There is a case to be made for U.S. intervention in Libya. My problem, however, is with the knee-jerk reaction of the foreign policy establishment to proclaim every new televised crisis as the "test" of whether America remains a global leader or whether the president, by not immediately dispatching U.S. military forces, is abdicating his responsibilities to defend U.S. interests and the U.S.-led international order. Indeed, stepping back to observe the big picture over the past six months, what is striking is the utter and complete incoherence of expert commentary on what America's interests are and what role the U.S. should be playing in the world.

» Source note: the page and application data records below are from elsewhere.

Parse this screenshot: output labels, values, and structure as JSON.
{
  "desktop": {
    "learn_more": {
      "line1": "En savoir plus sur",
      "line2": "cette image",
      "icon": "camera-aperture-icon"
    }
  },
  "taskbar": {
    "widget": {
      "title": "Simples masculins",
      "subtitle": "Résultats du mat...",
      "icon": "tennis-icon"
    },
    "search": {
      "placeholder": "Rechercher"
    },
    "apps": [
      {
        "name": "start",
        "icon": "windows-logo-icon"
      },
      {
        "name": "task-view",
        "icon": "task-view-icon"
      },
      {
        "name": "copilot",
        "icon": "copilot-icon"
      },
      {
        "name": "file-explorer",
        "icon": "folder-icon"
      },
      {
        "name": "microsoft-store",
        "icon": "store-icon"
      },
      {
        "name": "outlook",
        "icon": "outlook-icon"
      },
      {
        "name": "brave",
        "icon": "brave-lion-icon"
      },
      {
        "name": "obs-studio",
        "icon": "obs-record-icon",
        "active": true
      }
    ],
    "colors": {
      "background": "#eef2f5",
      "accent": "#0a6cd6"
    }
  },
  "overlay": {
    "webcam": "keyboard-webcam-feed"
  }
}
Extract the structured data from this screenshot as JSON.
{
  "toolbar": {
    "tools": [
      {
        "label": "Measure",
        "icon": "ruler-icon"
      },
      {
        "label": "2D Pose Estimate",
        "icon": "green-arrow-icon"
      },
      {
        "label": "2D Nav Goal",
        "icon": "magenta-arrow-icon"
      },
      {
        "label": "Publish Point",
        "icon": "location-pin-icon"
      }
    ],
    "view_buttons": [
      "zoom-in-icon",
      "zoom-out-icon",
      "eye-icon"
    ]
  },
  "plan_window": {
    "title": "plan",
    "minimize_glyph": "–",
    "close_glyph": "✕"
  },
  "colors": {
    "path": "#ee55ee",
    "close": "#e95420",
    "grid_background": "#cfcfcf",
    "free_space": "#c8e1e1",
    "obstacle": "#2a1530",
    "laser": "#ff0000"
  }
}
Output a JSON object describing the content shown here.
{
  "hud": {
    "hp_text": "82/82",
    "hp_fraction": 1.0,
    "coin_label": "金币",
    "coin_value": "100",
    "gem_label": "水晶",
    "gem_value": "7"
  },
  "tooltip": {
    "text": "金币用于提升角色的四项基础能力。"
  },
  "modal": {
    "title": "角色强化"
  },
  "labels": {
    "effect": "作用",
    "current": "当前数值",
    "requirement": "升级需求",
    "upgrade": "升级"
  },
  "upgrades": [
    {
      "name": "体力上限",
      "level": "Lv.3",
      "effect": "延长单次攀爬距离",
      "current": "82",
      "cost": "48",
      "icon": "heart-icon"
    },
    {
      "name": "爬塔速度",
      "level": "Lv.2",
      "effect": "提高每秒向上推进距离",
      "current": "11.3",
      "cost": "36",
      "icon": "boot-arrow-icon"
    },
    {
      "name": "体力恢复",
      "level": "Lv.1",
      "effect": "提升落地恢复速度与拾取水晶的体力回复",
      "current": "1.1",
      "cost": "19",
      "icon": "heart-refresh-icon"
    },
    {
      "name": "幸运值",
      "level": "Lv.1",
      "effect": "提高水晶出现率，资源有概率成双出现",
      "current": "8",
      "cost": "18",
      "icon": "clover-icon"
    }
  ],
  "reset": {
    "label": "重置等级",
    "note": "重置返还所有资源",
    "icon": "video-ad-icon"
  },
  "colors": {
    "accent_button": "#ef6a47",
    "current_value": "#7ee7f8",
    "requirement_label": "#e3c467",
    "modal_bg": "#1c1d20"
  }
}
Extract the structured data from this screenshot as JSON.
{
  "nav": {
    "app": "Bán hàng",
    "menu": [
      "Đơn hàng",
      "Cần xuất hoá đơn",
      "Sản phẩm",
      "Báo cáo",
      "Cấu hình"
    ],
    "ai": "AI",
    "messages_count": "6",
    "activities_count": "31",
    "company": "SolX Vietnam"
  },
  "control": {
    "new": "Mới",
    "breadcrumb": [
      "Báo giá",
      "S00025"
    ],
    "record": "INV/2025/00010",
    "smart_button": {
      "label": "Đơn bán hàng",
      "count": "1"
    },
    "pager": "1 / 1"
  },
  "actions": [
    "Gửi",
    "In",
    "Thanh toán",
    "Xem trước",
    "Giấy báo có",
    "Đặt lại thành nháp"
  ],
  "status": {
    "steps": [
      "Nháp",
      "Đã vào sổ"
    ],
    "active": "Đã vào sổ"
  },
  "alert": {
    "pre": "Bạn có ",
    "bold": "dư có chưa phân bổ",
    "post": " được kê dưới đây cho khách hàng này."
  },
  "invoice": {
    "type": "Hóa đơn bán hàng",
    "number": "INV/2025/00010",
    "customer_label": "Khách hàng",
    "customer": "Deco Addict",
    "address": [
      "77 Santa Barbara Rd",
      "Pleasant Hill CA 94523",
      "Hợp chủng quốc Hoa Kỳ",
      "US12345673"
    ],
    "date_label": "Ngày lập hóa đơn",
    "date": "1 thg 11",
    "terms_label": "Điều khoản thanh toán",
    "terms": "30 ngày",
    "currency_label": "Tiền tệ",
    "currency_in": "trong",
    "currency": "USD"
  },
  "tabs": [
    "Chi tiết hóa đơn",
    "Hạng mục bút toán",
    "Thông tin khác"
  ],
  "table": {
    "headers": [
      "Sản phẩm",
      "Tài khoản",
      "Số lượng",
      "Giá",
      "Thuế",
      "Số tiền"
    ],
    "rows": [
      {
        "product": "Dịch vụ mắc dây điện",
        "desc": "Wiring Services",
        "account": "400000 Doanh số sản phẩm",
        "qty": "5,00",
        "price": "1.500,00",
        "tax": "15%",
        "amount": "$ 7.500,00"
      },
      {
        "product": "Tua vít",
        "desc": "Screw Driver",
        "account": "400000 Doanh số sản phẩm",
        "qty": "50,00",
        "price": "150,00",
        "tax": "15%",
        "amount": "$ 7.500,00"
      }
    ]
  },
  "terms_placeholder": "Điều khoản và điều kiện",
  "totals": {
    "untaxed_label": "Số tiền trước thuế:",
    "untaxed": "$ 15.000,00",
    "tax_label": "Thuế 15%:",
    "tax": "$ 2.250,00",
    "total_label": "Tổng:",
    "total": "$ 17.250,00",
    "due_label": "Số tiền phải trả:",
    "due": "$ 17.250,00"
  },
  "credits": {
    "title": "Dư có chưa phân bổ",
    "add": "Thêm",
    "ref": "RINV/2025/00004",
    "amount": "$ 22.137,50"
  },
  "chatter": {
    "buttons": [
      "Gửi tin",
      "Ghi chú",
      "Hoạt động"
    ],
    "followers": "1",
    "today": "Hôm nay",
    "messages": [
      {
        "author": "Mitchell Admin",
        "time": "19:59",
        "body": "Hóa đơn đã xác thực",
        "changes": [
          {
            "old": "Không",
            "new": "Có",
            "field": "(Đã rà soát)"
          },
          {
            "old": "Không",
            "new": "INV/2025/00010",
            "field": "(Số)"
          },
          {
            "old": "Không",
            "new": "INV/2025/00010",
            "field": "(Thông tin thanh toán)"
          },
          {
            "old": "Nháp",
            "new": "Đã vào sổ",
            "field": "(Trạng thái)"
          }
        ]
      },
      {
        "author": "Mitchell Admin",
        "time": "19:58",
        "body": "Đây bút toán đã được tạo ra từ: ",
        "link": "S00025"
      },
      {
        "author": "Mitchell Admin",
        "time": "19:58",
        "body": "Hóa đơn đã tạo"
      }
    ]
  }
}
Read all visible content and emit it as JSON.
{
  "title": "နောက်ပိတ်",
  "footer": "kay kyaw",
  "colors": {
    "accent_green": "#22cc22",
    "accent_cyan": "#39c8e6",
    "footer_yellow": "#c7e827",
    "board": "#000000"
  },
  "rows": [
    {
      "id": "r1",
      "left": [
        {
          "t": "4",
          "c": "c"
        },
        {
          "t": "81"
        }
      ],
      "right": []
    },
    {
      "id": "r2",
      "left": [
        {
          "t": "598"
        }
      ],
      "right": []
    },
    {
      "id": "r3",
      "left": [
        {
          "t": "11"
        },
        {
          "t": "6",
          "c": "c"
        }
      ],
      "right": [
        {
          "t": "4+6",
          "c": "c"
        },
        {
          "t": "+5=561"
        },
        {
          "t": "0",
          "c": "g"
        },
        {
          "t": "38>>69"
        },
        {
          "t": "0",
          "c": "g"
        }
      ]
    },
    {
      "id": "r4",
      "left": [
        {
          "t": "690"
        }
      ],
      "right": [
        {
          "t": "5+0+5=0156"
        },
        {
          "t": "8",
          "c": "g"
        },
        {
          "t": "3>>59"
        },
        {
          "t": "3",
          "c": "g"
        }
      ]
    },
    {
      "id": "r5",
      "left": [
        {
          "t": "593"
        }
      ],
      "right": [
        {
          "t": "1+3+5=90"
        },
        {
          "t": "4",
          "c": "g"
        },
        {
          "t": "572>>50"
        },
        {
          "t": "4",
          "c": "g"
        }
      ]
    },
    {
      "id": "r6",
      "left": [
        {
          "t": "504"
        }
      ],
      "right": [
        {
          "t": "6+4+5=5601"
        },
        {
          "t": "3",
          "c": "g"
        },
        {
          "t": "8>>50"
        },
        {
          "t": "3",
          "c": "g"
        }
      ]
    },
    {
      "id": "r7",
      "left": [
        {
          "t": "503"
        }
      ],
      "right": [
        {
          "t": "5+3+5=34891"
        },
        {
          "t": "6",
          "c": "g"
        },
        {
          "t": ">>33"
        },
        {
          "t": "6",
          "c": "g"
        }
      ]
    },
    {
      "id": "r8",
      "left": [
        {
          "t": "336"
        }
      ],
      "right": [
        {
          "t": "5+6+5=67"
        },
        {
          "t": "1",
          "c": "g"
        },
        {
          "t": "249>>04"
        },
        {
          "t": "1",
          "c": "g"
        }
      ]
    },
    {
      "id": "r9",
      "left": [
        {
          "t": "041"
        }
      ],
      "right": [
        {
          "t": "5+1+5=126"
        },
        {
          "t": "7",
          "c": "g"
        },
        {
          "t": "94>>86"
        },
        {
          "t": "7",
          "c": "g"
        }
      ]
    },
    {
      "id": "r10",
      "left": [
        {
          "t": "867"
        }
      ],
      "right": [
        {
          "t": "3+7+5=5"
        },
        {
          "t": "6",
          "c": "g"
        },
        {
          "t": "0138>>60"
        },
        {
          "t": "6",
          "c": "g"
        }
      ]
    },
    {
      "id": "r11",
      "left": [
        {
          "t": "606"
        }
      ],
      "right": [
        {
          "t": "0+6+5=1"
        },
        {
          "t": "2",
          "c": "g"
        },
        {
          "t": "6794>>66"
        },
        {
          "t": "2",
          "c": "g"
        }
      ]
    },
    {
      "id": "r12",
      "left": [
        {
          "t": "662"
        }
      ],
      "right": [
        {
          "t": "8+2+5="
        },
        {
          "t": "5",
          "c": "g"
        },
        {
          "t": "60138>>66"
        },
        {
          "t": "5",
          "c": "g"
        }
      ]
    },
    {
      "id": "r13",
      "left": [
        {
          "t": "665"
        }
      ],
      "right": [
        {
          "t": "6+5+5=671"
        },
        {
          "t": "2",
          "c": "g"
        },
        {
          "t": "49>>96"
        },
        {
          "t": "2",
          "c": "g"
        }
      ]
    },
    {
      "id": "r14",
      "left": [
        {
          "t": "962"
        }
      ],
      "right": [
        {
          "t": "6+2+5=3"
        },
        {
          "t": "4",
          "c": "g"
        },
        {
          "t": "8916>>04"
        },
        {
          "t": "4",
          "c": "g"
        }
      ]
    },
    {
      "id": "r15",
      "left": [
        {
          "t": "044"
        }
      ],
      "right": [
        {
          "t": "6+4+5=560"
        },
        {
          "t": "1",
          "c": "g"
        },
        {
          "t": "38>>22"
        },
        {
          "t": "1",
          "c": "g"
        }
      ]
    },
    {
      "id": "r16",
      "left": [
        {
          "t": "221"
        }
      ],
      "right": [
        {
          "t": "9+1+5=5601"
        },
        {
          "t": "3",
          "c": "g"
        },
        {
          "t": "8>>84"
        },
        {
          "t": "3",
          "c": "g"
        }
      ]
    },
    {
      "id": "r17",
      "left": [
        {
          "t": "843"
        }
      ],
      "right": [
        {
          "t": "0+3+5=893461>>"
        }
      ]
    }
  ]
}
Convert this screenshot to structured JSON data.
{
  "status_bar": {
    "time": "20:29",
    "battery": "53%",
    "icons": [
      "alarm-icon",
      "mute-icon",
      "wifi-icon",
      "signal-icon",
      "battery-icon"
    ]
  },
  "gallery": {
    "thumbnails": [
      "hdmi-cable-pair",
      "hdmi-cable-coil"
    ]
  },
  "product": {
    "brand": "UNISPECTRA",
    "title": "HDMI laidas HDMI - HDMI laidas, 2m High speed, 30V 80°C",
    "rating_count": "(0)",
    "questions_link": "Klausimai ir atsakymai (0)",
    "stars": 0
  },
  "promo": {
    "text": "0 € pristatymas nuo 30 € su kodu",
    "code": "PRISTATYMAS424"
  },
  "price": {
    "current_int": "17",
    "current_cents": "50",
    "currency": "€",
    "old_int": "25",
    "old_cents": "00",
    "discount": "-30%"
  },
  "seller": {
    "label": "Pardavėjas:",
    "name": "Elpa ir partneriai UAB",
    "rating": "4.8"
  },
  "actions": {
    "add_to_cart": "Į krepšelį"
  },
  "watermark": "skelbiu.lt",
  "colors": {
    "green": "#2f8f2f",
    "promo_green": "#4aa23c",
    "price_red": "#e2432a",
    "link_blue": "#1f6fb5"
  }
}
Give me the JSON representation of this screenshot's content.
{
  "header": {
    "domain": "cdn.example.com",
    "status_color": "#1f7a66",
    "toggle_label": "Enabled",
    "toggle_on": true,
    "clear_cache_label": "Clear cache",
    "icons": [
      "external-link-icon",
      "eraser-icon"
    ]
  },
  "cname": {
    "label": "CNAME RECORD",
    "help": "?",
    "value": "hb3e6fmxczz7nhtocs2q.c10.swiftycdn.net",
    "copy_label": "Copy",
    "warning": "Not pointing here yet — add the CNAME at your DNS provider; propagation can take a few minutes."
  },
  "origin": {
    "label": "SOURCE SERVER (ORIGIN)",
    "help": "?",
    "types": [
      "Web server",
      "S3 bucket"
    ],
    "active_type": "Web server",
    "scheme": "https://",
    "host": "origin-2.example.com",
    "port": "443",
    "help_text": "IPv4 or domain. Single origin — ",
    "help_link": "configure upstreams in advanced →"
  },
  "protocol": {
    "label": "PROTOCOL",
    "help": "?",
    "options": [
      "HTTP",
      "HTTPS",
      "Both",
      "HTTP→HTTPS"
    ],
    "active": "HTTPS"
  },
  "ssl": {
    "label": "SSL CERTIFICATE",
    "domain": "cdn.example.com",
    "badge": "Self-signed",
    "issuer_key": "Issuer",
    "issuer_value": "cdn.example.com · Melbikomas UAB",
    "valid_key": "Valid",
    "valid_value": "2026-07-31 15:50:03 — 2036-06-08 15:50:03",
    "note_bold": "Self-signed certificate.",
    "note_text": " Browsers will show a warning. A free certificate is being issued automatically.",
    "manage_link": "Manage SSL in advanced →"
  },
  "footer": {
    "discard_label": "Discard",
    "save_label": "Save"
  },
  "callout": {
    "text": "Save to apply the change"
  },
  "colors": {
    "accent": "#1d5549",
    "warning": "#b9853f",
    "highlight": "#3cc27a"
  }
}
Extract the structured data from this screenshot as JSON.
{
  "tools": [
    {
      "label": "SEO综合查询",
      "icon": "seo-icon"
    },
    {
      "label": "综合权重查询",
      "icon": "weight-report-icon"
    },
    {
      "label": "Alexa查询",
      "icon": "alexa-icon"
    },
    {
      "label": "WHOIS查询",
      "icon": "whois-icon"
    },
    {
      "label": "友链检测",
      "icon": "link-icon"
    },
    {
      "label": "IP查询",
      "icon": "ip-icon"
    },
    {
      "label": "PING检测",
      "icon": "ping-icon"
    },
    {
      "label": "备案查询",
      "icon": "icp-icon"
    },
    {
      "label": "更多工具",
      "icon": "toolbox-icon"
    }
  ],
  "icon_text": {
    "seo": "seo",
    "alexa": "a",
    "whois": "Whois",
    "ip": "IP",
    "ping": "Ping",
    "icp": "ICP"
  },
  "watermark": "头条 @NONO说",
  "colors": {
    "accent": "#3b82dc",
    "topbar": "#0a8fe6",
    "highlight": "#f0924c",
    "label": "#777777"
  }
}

Last summer, Iran was the looming threat. The Bushehr reactor was coming on line, and the likelihood of the Islamic Republic crossing the nuclear finish line -- and Obama's "failure" to prevent this from occurring -- led to calls for the U.S. to "do more in Iran!" Then, in short order, we had a war scare with North Korea, with pundits darkly warning that the restraint showed by both Seoul and Washington in responding to Pyongyang's provocations was nothing short of appeasement. The attack by drug cartels on a U.S. couple jet-skiing on a lake on the U.S.-Mexico border then suddenly refocused attention on an "undefended" southern border and the spillover effect of Mexico's narco-insurgency -- with the commentariat questioning why the administration wasn't doing more in America's backyard. Then the federal debt became the "threat du jour": America was bankrupting itself with its overseas commitments. Concerns about the federal government drowning in a sea of red ink were apparently so acute that even Tea Party conservatives were supporting a massive reduction in the size and scope of the U.S. mission in Afghanistan: Just two short months ago, two-thirds of self-described Tea Party supporters agreed with the proposition that U.S. interests would be best served by downsizing the American presence or leaving Afghanistan altogether. This distaste for overseas involvement, however, seemed to evaporate with the murder of four Americans on board the Quest in the waters off Somalia, resulting in calls for robust action against Somali pirates, including carrying the fight back to the shore. Of course, the Quest incident was soon relegated to footnote status as Libya coverage came to dominate the airwaves.